My least favorite question, usually asked within earshot of my children, was “Are they your foster kids?” Or, “What happened to them that they had to be adopted?” I haven’t had those questions since I moved to Illinois from Virginia (it was an inter-racial adoption for both children).
I also don’t like “Oh, those children are so lucky to have you.” I usually answer that we were the ones blessed to be their parents.
I get the “Don’t you want to have any more “real” children ?” all the time…but the one that really shocked me was a lady asking me this question when we were in the adoption process:” Aren’t you worried that if you adopt a girl, Micah ( our biological son)might fall in love with her? That would be so messed up, don’t you think???” I was speechless…and still am…
i think it’d be interesting to ask an adoptee this question also.I know a woman who uses “gave me away” and she is adopted. she is fine with the terminology. but she grew up before all the PC.
was adopted/is adopted…i was on the phone today and i was stumbling all over this…i think this one is a bit particular.
favorite question…Aren’t there any children here to adopt? OR
weren’t there any children to adopt in Michigan?
I never ask back, but want to, “why did you choose to have another biological baby when there are already children who need families?”
I’m not sure why people feel they can ask adoptive parents so many questions.
It bothers me when they say, “did you know that there is a basket shaped like a baseball on your kid’s head?”. Aside from that, people here mostly give us funny looks and stay quiet.
My adopted twins are biracial. My least favorite question when they were babies was “What are they?” People wanted to know what race/races they were and didn’t know how to ask.
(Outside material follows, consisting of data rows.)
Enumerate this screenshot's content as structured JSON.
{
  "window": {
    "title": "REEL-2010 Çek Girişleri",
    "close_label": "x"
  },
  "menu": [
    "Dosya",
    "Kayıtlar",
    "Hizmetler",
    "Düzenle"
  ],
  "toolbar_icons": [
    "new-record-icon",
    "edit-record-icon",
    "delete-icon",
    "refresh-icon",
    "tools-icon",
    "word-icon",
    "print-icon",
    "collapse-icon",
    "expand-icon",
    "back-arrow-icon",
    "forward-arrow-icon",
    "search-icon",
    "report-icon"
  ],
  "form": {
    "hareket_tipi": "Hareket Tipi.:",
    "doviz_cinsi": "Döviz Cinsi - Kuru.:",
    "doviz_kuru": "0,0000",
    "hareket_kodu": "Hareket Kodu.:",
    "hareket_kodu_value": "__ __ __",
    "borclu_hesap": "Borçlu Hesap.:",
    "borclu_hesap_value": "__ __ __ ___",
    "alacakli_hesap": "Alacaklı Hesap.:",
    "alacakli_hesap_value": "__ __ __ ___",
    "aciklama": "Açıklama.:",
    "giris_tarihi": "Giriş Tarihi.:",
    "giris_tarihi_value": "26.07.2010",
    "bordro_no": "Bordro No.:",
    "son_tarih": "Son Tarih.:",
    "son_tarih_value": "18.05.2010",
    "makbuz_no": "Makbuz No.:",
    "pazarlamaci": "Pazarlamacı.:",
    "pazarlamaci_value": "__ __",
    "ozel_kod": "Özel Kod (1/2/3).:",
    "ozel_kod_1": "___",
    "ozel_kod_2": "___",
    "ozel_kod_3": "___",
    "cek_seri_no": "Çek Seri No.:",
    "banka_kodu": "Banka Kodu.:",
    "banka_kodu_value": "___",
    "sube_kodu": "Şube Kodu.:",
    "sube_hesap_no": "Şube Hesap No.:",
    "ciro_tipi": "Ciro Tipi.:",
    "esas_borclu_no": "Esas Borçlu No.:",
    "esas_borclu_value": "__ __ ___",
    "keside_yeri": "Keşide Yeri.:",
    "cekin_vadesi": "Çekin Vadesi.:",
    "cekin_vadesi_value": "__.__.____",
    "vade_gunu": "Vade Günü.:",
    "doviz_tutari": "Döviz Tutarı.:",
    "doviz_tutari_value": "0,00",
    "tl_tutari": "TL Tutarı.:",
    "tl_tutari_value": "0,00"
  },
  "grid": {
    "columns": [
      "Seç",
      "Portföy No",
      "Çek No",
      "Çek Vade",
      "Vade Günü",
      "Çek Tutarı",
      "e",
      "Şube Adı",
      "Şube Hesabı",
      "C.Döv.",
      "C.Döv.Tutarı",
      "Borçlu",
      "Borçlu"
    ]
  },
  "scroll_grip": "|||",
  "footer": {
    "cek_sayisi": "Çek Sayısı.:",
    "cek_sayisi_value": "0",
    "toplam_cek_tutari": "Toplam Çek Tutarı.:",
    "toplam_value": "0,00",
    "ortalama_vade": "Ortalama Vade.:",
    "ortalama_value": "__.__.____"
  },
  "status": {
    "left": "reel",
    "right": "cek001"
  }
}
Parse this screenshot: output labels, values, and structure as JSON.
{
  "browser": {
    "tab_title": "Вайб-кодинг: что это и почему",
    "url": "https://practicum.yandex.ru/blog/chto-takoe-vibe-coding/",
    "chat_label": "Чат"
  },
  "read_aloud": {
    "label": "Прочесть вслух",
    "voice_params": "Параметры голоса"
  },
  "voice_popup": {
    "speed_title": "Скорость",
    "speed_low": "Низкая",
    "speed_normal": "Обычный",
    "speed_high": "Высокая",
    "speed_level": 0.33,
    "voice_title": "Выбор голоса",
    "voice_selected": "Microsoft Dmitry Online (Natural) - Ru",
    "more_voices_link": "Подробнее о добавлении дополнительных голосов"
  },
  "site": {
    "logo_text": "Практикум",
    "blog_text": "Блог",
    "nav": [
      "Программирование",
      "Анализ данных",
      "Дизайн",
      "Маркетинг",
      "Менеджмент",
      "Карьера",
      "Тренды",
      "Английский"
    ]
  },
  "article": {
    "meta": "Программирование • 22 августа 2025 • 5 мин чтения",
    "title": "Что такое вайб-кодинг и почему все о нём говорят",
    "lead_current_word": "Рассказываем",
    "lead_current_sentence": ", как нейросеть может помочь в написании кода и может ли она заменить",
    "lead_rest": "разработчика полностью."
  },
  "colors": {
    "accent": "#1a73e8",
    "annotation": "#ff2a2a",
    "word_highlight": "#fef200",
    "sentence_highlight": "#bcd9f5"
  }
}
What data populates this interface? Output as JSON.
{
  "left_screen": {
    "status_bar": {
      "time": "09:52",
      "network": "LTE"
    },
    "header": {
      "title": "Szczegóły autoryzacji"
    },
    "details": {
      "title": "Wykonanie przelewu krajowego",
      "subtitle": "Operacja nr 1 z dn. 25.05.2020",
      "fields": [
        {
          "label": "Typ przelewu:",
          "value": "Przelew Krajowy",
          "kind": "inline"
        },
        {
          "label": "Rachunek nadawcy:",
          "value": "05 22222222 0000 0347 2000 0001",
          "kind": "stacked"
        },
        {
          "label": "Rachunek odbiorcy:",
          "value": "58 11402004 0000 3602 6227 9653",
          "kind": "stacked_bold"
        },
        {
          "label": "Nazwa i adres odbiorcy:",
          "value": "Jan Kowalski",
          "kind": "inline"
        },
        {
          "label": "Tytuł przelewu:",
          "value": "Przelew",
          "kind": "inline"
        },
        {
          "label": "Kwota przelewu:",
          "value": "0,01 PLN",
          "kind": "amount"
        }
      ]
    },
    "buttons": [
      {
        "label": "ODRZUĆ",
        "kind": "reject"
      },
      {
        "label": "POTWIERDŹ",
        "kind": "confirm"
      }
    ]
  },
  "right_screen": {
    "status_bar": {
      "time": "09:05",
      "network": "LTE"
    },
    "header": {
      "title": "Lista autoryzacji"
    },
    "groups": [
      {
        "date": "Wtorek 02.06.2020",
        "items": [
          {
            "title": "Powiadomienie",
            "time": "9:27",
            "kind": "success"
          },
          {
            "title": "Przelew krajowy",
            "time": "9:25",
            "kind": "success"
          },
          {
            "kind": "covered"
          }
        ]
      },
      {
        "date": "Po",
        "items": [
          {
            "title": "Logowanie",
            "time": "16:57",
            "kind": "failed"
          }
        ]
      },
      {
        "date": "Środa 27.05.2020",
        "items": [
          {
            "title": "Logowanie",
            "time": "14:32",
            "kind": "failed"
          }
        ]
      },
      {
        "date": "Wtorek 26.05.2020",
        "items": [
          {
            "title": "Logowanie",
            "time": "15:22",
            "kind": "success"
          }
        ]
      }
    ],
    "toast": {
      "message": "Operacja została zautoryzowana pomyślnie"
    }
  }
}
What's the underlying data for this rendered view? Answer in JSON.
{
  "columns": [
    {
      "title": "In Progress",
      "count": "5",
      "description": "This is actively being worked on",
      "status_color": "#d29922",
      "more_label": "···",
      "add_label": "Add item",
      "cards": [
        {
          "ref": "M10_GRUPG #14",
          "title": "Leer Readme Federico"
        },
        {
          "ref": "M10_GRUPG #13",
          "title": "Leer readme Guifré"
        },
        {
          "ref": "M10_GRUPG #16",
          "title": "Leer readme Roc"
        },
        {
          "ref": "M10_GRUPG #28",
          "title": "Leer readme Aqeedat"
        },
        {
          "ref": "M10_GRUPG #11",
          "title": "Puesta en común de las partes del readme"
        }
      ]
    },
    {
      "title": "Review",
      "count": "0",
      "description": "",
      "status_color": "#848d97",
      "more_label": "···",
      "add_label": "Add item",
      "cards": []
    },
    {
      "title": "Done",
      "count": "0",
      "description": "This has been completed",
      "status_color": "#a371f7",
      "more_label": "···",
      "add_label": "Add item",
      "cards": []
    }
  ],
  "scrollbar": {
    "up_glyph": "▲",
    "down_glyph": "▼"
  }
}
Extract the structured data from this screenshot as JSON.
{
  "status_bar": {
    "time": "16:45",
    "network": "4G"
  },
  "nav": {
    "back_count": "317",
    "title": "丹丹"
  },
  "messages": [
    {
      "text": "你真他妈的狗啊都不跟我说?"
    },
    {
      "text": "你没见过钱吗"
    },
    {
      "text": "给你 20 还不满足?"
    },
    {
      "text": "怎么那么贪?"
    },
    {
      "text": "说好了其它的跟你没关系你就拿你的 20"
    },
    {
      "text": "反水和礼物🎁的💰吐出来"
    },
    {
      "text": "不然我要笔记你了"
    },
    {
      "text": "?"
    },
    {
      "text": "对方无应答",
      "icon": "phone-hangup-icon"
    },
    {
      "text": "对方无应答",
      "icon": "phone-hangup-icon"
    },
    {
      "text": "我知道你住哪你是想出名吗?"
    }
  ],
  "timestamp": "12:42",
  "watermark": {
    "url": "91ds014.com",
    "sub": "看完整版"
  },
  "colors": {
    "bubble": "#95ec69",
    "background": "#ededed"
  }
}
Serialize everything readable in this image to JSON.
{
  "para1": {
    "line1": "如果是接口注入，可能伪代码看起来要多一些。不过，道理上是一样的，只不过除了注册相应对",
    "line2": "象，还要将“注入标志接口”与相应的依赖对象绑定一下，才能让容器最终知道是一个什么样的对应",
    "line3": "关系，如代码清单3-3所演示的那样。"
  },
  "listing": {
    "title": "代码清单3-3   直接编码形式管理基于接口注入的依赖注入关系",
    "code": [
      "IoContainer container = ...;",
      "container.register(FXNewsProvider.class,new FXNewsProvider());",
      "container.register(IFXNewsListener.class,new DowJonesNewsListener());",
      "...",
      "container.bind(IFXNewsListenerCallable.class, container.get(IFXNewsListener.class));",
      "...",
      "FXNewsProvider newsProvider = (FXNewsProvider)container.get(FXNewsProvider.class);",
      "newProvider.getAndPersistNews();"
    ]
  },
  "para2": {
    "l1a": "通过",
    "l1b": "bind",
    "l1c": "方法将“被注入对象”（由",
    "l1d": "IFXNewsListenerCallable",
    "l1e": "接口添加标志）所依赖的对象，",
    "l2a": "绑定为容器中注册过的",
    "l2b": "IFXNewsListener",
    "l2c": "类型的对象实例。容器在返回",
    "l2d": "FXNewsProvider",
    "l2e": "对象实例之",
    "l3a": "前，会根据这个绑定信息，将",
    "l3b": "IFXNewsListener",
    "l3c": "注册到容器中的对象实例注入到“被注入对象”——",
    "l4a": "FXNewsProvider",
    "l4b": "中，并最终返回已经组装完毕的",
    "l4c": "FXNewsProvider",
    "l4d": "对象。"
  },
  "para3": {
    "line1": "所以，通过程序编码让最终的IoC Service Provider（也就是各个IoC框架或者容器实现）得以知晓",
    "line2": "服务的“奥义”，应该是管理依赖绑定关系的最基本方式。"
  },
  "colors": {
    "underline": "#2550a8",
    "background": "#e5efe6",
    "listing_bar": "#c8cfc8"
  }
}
I always answered, “boys” and walked away. Now people ask if they were born in the US. I understand that people are curious.
People also say stuff like, “You’re doing a great job with them.” (who says that to biological parents about their kids) and “They are so lucky that you adopted them.” (as others have commented) I usually say, “It wasn’t luck. God made us a family.”
begettor?! i don’t even know what that means!
“is she adopted?”……….
“she WAS adopted”
I completely agree with the last one. I never
say “this is my birthed son/daughter”or “this is my adopted daughter”.
they are all simply my children. They were birthed/adopted once, they
are not currently in the act of being either. I think they are currently in act
of making me crazy!!ha
I am still pretty new to this, we are only 2 months and 2 days into it, but I do get so very angry when my son refers to his birth mom as his “real mom” I want to scream and rage about that. At the same time I feel bad because I can’t believe I am being that petty. But every time he uses that phrase, I just say, “Oh, your birth mom?” I don’t ever make a big deal about it to him. Today I had a major victory in my eyes. He was saying something about her and he said “my r…birth mom” YAY! And I didn’t have to say a thing!
We did actually have someone come up to us and say, “OH! Are they having a sleep over?” (Referring to my two sons) I thought that was a really weird question.
Love your blog! This might seem strange, but I just saw that you commented on The Archibald Project’s photo of Bethel China. I work for Bethel, so I did a little happy dance when I saw that you knew about us via TAP. I or one of my colleagues would love to connect with you about promoting adoption or child sponsorship at Bethel on your blog, if you’re interested. 🙂 We’re really trying to raise awareness about adoption for visually impaired kids!
Thanks so much for your honesty and openness!